[20 September 2011]
With the imminent wide release of Europe ’72: The Complete Recordings, a 73-disc collection which provides listeners with every note from the Grateful Dead’s legendary 1972 European tour, this two-disc collection might temper one’s temptation to race headlong into such a massive undertaking. Coming nearly 40 years after the release of the monumental Europe ‘72, this sequel doesn’t live up to the original and, in fact, doesn’t come close to living up to several other archival recordings that have seen the light of day in recent years.
Because we Dead fans are obsessives and completists, the band’s archivist, David Lemieux, wisely chose only songs that did not appear on the original collection, including three that were bound for the original release but, as Peter Wolf might say, must have got lost, namely “Beat It on Down the Line”, “Next Time You See Me” and “Sing Me Back Home”. Moreover, care has been taken in other areas: “Good Lovin’” and “Dire Wolf” from the April 26 show at Frankfurt’s Jahrhunderthalle were not released on the 1995 collection Hundred Year Hall. There’s also the inclusion of “Dark Star” and “The Other One” in an hour-long jam from the Bickershaw Festival in Wigan, England – the only time those tracks were performed during the entire ’72 outing.
Where’s the beef? Well, it’s the Dead, so there are amazing moments of sublime distraction throughout. It’d be hard not to smile at the sound of “Sugaree”, and Ron “Pigpen” McKernan’s delivery of “Chinatown Shuffle” finds the band sounding looser, more relaxed than normal. It’s also a fantastic reminder that, for many, Pigpen was the early focal point of the band. That track and “Loser”, “Black-Throated Wind”, and several others are culled from an especially inspired set at Tivoli Concert Hall in Copenhagen, Denmark. On those tracks, the guitar playing, rhythm section and even Garcia’s vocals are especially vibrant.
This trek also marks the entrance of Keith and Donna Godchaux, undeniably the two most controversial figures in Grateful Dead history, but, here, as on the original Europe ‘72, the mannerisms that by the end of the ‘70s would make the couple almost intolerable in the context of the Dead, are wholly absent. Keith’s keyboards are especially inspired throughout and provide evidence of how he came upon the gig in the first place.

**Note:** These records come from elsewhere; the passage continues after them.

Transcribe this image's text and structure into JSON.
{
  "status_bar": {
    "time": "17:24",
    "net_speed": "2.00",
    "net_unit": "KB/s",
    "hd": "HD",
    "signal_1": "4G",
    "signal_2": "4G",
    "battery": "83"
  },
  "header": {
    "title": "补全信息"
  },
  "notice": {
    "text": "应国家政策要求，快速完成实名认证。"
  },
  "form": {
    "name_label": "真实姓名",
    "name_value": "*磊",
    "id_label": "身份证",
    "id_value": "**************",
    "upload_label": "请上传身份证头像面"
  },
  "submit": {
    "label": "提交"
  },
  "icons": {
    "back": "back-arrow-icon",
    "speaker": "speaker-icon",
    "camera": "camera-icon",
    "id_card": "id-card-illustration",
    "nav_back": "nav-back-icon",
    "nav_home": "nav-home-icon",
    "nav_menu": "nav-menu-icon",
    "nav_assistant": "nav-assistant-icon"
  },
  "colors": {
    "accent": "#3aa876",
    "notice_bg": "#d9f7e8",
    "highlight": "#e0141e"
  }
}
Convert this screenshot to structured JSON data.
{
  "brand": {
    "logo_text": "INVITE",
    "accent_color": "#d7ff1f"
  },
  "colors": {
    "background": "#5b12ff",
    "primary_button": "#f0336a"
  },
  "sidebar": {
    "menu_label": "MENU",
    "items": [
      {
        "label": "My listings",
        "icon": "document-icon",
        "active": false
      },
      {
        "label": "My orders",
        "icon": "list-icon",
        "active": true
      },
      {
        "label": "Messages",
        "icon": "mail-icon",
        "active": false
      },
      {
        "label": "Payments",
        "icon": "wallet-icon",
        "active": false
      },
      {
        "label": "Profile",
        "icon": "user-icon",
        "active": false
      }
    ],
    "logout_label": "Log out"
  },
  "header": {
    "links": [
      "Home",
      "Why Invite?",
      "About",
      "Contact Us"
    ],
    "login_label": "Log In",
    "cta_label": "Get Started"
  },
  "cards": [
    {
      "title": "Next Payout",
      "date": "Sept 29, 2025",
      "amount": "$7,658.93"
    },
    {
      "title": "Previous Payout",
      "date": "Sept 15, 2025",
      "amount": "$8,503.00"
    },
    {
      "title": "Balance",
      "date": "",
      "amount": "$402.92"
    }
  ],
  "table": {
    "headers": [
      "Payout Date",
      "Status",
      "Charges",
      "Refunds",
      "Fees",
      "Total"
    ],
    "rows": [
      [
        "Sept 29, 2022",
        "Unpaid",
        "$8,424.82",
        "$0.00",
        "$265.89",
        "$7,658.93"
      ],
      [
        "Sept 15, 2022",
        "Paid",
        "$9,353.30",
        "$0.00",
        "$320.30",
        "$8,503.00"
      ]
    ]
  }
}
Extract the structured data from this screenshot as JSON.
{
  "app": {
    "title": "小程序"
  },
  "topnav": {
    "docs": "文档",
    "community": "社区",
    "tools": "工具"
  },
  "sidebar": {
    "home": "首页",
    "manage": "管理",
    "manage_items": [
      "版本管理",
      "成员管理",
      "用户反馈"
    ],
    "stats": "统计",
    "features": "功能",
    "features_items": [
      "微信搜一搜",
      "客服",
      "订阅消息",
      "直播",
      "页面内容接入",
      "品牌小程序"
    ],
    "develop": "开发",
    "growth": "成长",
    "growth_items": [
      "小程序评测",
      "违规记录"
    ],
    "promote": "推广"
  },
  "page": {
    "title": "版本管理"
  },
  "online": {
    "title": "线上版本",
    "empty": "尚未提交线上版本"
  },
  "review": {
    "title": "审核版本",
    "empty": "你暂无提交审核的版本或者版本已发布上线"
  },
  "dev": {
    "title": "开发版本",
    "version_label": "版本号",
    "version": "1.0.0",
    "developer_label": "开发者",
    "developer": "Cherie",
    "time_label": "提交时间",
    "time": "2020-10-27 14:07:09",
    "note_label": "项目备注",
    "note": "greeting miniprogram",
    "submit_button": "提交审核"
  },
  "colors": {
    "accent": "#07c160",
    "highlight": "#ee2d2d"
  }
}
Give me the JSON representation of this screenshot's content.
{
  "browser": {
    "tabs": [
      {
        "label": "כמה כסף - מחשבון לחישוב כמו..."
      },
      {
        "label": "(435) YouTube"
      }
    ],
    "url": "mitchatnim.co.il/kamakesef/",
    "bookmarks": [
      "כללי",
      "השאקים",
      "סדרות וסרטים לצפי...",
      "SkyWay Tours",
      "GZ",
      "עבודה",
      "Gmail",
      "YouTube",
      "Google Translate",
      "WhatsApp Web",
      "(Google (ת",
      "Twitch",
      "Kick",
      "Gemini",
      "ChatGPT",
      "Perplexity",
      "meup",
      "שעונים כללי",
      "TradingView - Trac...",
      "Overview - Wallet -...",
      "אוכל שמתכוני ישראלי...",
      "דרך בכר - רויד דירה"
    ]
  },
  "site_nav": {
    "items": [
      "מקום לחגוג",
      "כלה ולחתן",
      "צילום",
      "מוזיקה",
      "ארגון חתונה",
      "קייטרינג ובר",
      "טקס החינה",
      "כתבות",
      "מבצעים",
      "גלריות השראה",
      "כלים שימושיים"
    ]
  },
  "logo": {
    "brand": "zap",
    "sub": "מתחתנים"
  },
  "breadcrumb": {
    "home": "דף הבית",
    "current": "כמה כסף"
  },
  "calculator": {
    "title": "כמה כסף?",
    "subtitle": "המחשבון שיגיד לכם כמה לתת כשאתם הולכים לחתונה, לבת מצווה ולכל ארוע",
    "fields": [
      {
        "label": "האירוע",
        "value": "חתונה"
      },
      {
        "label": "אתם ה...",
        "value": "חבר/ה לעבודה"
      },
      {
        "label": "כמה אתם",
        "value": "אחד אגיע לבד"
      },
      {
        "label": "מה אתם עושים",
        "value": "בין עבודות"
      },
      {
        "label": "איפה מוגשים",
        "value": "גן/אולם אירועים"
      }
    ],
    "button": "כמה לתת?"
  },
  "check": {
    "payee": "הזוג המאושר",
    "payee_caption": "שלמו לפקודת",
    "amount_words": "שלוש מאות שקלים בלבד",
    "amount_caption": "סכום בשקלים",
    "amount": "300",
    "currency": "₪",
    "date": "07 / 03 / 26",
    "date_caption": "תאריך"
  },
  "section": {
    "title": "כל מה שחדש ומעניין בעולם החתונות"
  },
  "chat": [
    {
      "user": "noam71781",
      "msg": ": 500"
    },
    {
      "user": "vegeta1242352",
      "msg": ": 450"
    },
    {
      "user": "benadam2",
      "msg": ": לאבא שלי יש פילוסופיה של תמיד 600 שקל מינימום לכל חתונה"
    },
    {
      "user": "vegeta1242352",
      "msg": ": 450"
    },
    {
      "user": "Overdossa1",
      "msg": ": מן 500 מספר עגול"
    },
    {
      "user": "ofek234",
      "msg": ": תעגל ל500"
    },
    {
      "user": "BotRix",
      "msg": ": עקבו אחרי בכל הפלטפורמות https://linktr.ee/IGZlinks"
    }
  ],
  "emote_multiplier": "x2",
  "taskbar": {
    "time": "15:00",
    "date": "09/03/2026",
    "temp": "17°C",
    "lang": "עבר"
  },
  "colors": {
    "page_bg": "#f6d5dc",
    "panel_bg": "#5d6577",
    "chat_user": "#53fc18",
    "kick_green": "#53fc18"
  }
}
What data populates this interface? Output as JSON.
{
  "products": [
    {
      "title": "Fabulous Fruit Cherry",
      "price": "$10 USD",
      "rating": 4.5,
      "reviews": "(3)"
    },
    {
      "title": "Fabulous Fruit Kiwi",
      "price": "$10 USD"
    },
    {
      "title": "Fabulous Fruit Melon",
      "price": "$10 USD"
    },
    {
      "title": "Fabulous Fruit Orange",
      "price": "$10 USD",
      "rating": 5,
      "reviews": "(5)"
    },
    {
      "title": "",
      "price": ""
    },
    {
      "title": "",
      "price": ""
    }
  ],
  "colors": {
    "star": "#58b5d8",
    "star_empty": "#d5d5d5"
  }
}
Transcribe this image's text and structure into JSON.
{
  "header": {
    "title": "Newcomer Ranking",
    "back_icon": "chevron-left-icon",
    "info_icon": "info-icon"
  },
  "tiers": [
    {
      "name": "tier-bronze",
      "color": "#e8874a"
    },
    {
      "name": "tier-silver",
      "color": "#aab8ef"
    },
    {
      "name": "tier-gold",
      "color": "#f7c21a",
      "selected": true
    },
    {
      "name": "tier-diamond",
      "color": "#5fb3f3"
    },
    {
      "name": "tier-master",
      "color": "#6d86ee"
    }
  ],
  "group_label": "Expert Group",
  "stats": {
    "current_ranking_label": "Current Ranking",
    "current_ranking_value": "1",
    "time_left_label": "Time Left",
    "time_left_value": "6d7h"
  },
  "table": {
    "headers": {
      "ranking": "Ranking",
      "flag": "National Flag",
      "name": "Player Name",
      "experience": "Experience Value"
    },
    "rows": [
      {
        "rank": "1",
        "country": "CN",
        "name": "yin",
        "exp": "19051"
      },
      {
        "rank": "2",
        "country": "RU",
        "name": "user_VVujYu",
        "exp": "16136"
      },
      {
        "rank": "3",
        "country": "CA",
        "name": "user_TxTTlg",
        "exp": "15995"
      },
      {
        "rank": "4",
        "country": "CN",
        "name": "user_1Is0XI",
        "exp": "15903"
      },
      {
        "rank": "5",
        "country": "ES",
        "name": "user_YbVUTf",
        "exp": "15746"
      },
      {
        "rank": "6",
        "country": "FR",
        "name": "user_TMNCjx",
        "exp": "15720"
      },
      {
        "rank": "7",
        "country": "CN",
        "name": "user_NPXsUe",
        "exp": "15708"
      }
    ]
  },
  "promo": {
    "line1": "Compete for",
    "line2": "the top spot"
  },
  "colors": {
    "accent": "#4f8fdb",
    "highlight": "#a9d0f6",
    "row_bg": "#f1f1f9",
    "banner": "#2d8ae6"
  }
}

The downside of the collection, and one thing that has long angered this writer, is the abuse that Garcia inflicted upon his beautiful voice. When he possessed full power of that fine instrument – see “Tennessee Jed” from the original Europe ‘72 for a prime example – his ability to move the listener was infinite. When that amazing voice was compromised – such as on the opening “Bertha” here, where he sounds a little road weary – it’s hard to listen to the damage done to such a fragile but integral element of the Dead’s music and not feel a little cheated.
In the end, the first collection here is more sure-fire than the second: aside from a fairly strong reading of Merle Haggard’s “Sing Me Back Home”, the second disc wallows in subpar performances and suffers from a mix that is occasionally zero dimensional. Aside from their rarity, the Bickershaw tracks are hit-and-miss and, although perhaps of interest to completists, those seeking the real power and awe of the Dead are best advised to look toward the first Europe ‘72 album or several of the aforementioned archival recordings from the era. Like many sequels, this one also disappoints, but maybe that’s also part of its charm. In fact, if you’ll excuse me, I have to place an order for the Europe ’72: The Complete Recordings boxed set. No matter what, it seems I just can’t get enough of the Dead.